Latest portrait commission!
A lovely friend of mine, Barbara, is leaving London and moving to a new life at the seaside in Cornwall, a county which holds childhood memories for her.
She is full of anticipation for a fresh start with her two talented daughters - one a budding artist and the other a musician. And she's dreaming of how she will appoint her new home - and garden - with with a seaside theme.
After having bought her new home off-plan in Bude, she approached me to create a portrait of her that she would take to her new life. Every time she spoke about her plans for the future her face lit up with expectation. It was that expectation that I wanted to capture.
We spoke about how to integrate hints or elements of a beach theme into the portrait and, finally, after some discussion, we alighted on the idea of her wearing life ring earrings, a shell-inspired necklace ... and I painted behind her the pastel beach hut she hopes to create from a garden shed.
This is what she thought of the prcoess, "Stella has done a fabulous portrait for me at a time in my life where I'm at a huge turning point. Her kindness and patience and artistic vision are amazing. The entire experience was shared and each step was carefully communicated. It was a truly inspiring and creative experience. The end result a stunning portrait commemorating my new beginning in Cornwall. I couldn't ask for a better experience. Stella is a real star that shines bright in the artistic world and it was a real privilege and honour to work with her. Thank you for ever."
- Barbara Wichmann 10/8/2021
The commission process
After agreeing a budget, and the payment of a deposit, we arranged a sitting. Barbara bought a couple of outfits to try out, and some jewellery, and we decided on an image of a beach hut to use.

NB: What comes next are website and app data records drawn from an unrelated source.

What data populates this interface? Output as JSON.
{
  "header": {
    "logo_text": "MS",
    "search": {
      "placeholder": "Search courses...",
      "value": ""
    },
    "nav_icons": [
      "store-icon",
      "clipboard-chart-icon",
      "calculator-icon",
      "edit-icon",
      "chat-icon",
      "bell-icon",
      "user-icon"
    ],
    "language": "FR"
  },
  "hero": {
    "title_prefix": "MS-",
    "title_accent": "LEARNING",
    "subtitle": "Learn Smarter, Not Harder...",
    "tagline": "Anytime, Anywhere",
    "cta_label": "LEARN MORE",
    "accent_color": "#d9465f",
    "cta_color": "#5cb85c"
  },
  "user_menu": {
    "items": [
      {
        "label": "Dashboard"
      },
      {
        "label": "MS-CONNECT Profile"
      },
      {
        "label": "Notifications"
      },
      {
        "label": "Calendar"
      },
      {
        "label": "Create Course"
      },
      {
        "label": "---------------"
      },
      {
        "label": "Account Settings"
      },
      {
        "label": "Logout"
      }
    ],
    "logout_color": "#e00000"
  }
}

Once Barbara had decided what to wear, we had a photo session in my home studio with natural light illuminating her face from the side. We selected the photos I would work from - and I then noted her colours in oils using the colour palette I had chosen, paying particular attention to the colour of her skin on her face and neck and her eyes.

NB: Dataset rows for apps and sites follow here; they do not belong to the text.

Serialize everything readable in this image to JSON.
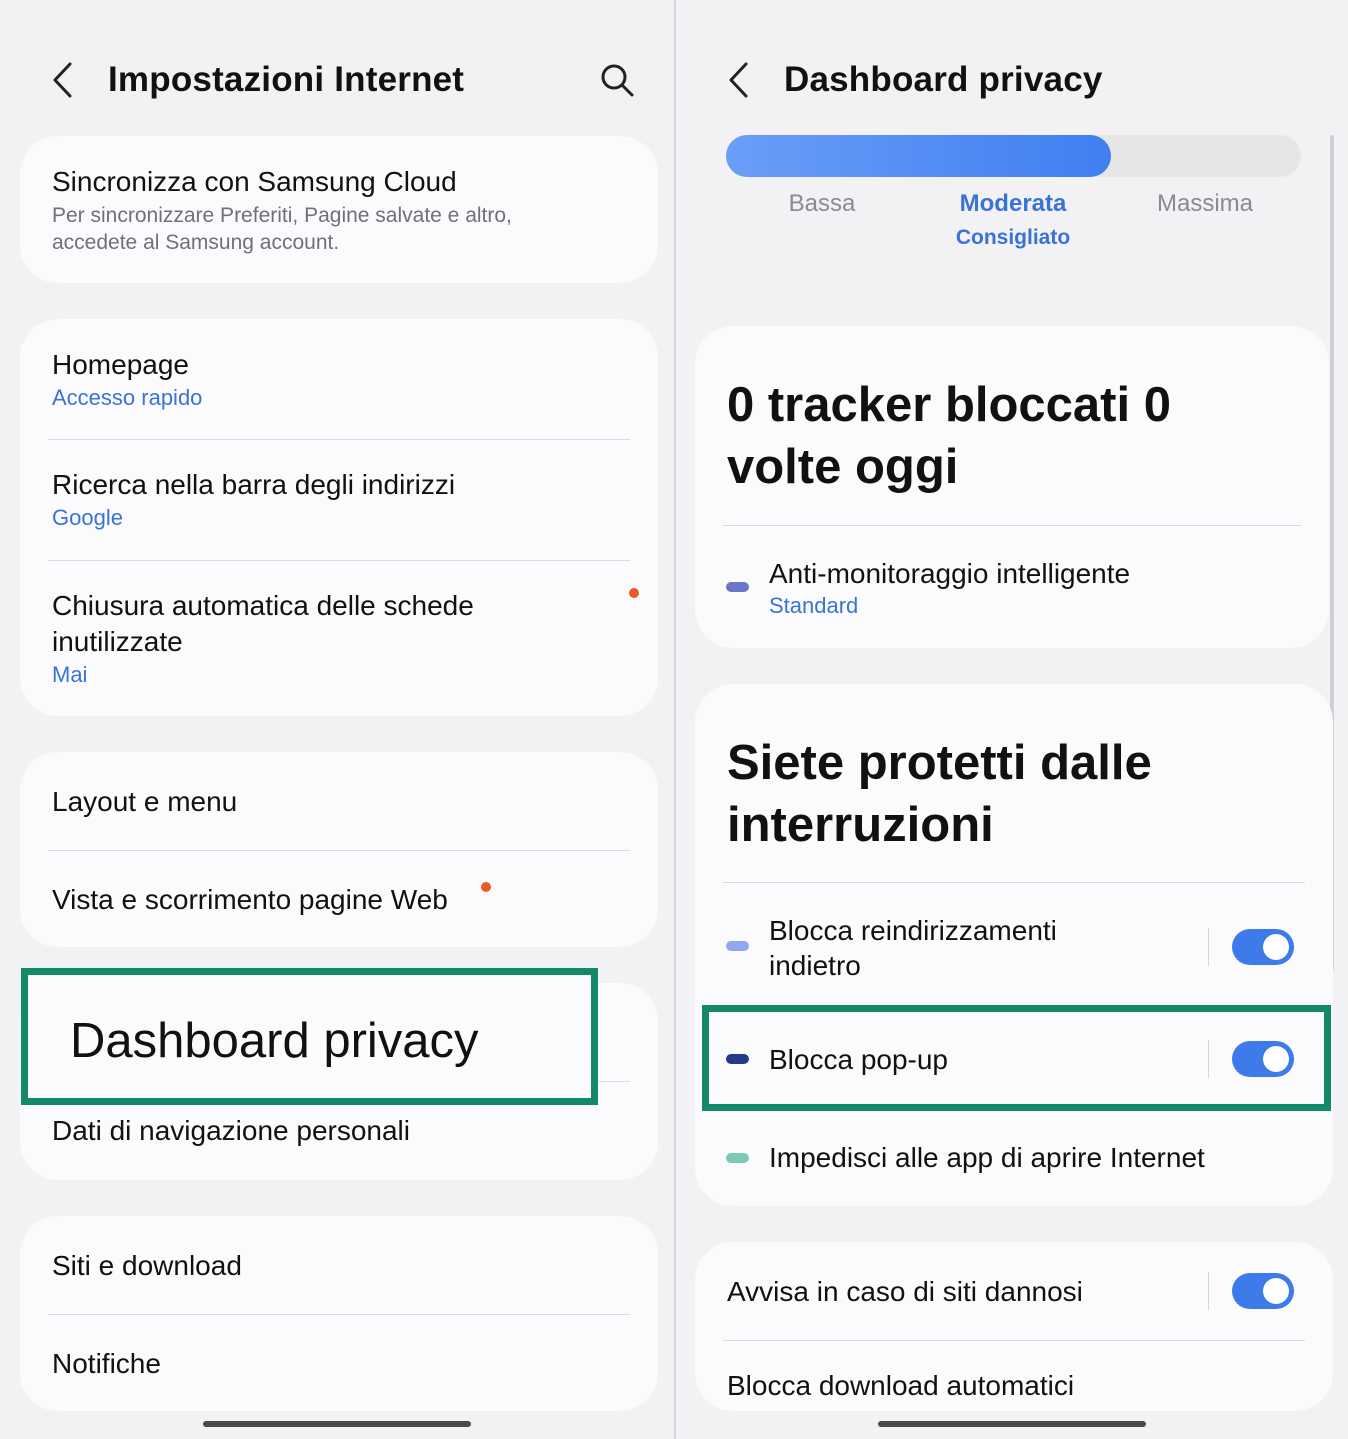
{
  "left": {
    "header": {
      "title": "Impostazioni Internet"
    },
    "sync_card": {
      "title": "Sincronizza con Samsung Cloud",
      "description": "Per sincronizzare Preferiti, Pagine salvate e altro, accedete al Samsung account."
    },
    "general_card": [
      {
        "title": "Homepage",
        "value": "Accesso rapido"
      },
      {
        "title": "Ricerca nella barra degli indirizzi",
        "value": "Google"
      },
      {
        "title_line1": "Chiusura automatica delle schede",
        "title_line2": "inutilizzate",
        "value": "Mai"
      }
    ],
    "layout_card": [
      {
        "title": "Layout e menu"
      },
      {
        "title": "Vista e scorrimento pagine Web"
      }
    ],
    "privacy_card": {
      "dashboard_label": "Dashboard privacy",
      "personal_data_label": "Dati di navigazione personali"
    },
    "sites_card": [
      {
        "title": "Siti e download"
      },
      {
        "title": "Notifiche"
      }
    ]
  },
  "right": {
    "header": {
      "title": "Dashboard privacy"
    },
    "protection_level": {
      "levels": [
        "Bassa",
        "Moderata",
        "Massima"
      ],
      "selected": "Moderata",
      "recommended_label": "Consigliato",
      "fill_fraction": 0.67
    },
    "tracker_card": {
      "headline_line1": "0 tracker bloccati 0",
      "headline_line2": "volte oggi",
      "item_title": "Anti-monitoraggio intelligente",
      "item_value": "Standard"
    },
    "interruptions_card": {
      "headline_line1": "Siete protetti dalle",
      "headline_line2": "interruzioni",
      "items": [
        {
          "title_line1": "Blocca reindirizzamenti",
          "title_line2": "indietro",
          "enabled": true
        },
        {
          "title": "Blocca pop-up",
          "enabled": true
        },
        {
          "title": "Impedisci alle app di aprire Internet"
        }
      ]
    },
    "security_card": {
      "items": [
        {
          "title": "Avvisa in caso di siti dannosi",
          "enabled": true
        },
        {
          "title": "Blocca download automatici"
        }
      ]
    }
  },
  "colors": {
    "accent": "#3c7be9",
    "link": "#3a73d8",
    "highlight": "#14896a",
    "badge": "#e85a26",
    "pill_anti_tracking": "#6b75c9",
    "pill_redirect": "#8fa8f0",
    "pill_popup": "#243a8c",
    "pill_apps": "#7cc9b4"
  },
  "icons": [
    "back-arrow-icon",
    "search-icon"
  ]
}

I started by producing a very simple, precise charcoal drawing on the cradled gesso panel we decided I would work on, to give the portrait a modern, borderless look. I recorded in the drawing the proportions, features and planes of the face.
I began by applying a thin, acrylic wash (imprimatura) over the entire panel. I used ultramarine and raw umber pigments which gave a coldish mid-tone. It dried quickly and allowed me to start painting without much delay.
Thin layer of burnt sienna and burnt umber for the face/neck/arm
A thinly applied layer of burnt sienna and burnt umber for the flesh areas mixed with the subsequent paint layers and helped unify the painting.
I started introducing the colours of the planes of the face and paid particular attention to the neck ,where the skin is thin and delicate. This is where, eventually, the brushstrokes would need to be more subtle.
Then I started adding the dress, building up the oils fat over lean to prevent cracking and reflected some of its colour under Barbara's chin. I also began the process of blending the planes of the face.
Barbara Wichmann with her portrait.